The total construction pipeline in Latin America has 878 hotels and 146,312 guestrooms, the exact same number of projects as last year, according to the latest report from Lodging Econometrics.
There are 418 hotels and 72,690 guestrooms under construction, up 4 percent by hotels year-over-year. The total number of guestrooms scheduled to start construction in the next 12 months is at 211 hotels and 33,542 guestrooms, up 22 percent. Meanwhile, those in the early planning stage are at 249 hotels and 40,080 guestrooms, down 18 percent.
The top hotel companies in Latin America’s construction pipeline by projects are AccorHotels with 150 hotels and 22,136 guestrooms, Marriott International with 94 hotels and 14,880 guestrooms and Hilton Worldwide with 75 hotels and 11,709 guestrooms. The largest brands in the pipeline for each of these companies are Accor’s Ibis with 56 hotels and 7,588 guestrooms, Marriott’s Fairfield Inn with 14 hotels and 2,035 and Hilton Garden Inn with 22 hotels and 3,286 guestrooms.
The top countries in the Latin America construction pipeline are Brazil with 311 hotels and 52,634 guestrooms, Mexico with 197 hotels and 33,569 guestrooms and Colombia with 74 hotels and 10,707 guestrooms. Cities in Latin America with the largest pipelines are Sao Paulo with 38 hotels and 7,026 guestrooms, Campinas, Brazil with 25 hotels and 4,594 guestrooms and Lima, Peru with 24 hotels and 4,073 guestrooms.
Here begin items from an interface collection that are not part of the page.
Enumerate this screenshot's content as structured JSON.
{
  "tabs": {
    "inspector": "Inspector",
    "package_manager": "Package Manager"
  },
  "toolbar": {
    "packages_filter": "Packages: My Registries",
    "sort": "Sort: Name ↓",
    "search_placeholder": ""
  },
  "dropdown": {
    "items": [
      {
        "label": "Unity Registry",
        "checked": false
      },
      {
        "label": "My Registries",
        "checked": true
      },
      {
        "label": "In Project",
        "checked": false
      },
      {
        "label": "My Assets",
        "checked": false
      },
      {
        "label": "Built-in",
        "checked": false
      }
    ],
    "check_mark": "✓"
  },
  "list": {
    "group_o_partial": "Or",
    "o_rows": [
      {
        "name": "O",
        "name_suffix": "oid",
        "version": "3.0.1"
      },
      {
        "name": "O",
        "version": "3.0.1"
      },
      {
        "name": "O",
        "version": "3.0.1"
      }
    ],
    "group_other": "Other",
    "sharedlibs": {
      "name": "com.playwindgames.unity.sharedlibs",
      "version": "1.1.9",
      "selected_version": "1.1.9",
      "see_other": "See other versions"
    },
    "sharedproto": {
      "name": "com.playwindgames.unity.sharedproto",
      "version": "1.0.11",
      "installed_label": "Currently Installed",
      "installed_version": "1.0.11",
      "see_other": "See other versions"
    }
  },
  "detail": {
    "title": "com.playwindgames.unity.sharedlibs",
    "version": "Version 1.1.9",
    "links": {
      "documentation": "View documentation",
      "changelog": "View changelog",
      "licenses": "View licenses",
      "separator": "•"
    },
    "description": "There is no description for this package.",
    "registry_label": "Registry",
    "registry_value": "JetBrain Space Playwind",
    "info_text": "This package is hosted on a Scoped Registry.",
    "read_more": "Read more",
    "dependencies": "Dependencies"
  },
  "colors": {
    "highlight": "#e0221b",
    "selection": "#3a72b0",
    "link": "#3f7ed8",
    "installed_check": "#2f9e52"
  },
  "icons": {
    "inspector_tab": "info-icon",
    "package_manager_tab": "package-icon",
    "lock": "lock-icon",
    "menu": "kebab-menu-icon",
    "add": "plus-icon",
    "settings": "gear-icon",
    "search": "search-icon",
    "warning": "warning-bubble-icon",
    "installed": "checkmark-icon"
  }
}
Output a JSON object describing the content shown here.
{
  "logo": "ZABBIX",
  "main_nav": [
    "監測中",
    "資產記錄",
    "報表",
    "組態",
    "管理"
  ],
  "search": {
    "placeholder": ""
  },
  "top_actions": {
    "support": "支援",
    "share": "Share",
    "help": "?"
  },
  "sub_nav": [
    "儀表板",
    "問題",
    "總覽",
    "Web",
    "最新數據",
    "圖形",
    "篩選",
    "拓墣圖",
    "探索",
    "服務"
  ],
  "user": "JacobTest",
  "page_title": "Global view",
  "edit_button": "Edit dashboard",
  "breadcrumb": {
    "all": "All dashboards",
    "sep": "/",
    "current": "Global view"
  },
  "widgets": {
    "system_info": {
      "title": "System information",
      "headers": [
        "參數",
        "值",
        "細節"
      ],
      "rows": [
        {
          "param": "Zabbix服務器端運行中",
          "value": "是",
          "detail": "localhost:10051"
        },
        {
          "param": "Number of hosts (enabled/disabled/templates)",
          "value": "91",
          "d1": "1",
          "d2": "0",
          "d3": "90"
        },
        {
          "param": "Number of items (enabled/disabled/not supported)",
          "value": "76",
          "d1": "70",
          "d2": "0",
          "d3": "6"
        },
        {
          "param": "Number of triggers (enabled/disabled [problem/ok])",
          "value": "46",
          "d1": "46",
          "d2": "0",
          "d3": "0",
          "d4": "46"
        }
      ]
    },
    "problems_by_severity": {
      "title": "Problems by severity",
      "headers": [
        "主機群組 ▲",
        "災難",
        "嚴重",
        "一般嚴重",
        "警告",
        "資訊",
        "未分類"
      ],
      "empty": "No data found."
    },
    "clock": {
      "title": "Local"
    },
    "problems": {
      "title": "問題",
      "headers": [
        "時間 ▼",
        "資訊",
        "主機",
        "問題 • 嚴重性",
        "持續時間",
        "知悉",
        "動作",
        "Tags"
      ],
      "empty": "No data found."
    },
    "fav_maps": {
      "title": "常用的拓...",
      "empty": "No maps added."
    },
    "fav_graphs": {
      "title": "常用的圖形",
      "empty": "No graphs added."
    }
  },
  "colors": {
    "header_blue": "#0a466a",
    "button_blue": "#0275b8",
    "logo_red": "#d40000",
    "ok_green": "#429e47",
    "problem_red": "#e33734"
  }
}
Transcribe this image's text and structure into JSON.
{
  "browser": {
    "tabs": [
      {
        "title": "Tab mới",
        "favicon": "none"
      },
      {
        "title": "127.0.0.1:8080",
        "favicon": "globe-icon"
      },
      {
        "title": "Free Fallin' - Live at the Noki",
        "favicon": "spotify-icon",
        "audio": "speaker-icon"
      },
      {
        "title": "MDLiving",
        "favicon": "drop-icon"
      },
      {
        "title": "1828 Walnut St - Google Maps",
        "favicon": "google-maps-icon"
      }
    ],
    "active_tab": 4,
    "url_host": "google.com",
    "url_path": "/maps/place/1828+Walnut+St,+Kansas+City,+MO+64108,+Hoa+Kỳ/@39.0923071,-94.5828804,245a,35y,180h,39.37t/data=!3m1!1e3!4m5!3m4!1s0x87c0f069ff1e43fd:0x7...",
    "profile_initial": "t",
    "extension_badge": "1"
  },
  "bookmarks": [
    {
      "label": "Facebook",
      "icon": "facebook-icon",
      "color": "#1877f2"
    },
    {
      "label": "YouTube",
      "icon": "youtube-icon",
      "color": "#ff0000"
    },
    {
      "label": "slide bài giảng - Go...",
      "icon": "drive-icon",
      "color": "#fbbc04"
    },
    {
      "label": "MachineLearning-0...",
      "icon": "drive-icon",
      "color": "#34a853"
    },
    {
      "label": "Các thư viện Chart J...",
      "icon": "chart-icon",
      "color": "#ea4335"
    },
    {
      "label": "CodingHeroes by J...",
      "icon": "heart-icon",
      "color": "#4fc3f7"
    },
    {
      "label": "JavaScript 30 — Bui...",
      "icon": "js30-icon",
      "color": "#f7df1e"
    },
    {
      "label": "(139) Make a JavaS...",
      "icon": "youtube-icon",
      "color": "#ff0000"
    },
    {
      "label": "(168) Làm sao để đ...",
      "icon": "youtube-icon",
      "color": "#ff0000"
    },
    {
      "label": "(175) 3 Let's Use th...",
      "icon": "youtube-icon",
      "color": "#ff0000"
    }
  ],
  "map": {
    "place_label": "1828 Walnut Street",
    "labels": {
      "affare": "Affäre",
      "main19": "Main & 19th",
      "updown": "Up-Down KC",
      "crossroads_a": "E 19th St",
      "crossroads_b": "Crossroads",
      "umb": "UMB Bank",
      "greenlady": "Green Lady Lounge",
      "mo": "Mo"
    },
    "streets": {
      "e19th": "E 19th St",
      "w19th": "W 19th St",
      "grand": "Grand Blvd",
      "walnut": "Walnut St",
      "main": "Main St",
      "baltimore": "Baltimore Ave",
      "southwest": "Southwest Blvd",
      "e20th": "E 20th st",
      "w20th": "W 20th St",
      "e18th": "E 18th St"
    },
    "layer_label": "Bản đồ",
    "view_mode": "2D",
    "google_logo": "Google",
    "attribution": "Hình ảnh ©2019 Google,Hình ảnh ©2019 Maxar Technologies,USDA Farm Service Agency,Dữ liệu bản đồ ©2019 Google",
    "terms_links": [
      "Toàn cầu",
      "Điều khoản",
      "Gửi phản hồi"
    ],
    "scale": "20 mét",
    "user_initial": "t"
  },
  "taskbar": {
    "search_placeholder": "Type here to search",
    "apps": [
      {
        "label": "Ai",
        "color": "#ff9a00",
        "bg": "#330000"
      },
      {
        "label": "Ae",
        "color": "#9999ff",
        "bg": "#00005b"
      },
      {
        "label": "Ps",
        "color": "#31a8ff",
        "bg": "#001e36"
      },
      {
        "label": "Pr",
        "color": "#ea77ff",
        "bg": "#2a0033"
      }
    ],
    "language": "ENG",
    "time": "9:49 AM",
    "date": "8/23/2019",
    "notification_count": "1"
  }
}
So far this year, Latin America has been facing this consistent development stall, which has been attributed to the end of the 2014 FIFA World Cup and the 2016 Olympic Games, Brazil. Data from February 2017 showed that hotel development in Rio de Janeiro alone had 18,760 guestrooms in 133 properties in October 2009. Between June 2013 and June 2014, leading up to the World Cup, Rio’s guestroom stock rose by 5.9 percent to 21,383 guestrooms. Now that those major events have ended, developers are in no rush to construct more hotel properties. Following the end of the games in August, Lodging Econometrics data showed that Brazil had a slowed hotel pipeline totaling 407 properties with nearly 71,000 guestrooms in development.
While Sao Paulo, Brazil and Lima, Peru were still leading with the most guestrooms in construction, development was still lagging. Sao Paulo recorded 1,205 guestrooms across six projects under construction at the time, and Lima had 1,203 guestrooms and seven hotels under construction.